▶ _TASK DESCRIPTION_: Restate the material below word for word, from its first line to its last.

▶ _DATA LISTING_:
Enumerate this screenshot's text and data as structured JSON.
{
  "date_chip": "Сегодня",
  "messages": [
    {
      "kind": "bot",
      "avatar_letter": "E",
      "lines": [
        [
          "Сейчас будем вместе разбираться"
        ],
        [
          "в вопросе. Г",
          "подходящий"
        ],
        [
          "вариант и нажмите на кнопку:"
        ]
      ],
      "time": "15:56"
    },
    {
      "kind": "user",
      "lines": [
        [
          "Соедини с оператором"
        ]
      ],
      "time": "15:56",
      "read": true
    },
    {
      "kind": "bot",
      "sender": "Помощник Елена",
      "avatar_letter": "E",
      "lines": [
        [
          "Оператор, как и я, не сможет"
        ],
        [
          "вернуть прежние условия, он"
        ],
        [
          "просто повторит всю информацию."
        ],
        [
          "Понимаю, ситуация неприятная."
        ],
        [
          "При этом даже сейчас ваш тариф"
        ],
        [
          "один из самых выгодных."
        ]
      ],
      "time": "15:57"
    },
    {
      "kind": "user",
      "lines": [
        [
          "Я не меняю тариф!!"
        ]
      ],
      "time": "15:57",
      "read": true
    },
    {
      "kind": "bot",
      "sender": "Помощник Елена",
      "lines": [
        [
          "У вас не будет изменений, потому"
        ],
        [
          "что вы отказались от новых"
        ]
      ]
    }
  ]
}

▶ _WRITTEN RESPONSE_:
Enumerate this screenshot's text and data as structured JSON.
{
  "date_chip": "Сегодня",
  "messages": [
    {
      "kind": "bot",
      "avatar_letter": "E",
      "lines": [
        [
          "Сейчас будем вместе разбираться"
        ],
        [
          "в вопросе. Г",
          "подходящий"
        ],
        [
          "вариант и нажмите на кнопку:"
        ]
      ],
      "time": "15:56"
    },
    {
      "kind": "user",
      "lines": [
        [
          "Соедини с оператором"
        ]
      ],
      "time": "15:56",
      "read": true
    },
    {
      "kind": "bot",
      "sender": "Помощник Елена",
      "avatar_letter": "E",
      "lines": [
        [
          "Оператор, как и я, не сможет"
        ],
        [
          "вернуть прежние условия, он"
        ],
        [
          "просто повторит всю информацию."
        ],
        [
          "Понимаю, ситуация неприятная."
        ],
        [
          "При этом даже сейчас ваш тариф"
        ],
        [
          "один из самых выгодных."
        ]
      ],
      "time": "15:57"
    },
    {
      "kind": "user",
      "lines": [
        [
          "Я не меняю тариф!!"
        ]
      ],
      "time": "15:57",
      "read": true
    },
    {
      "kind": "bot",
      "sender": "Помощник Елена",
      "lines": [
        [
          "У вас не будет изменений, потому"
        ],
        [
          "что вы отказались от новых"
        ]
      ]
    }
  ]
}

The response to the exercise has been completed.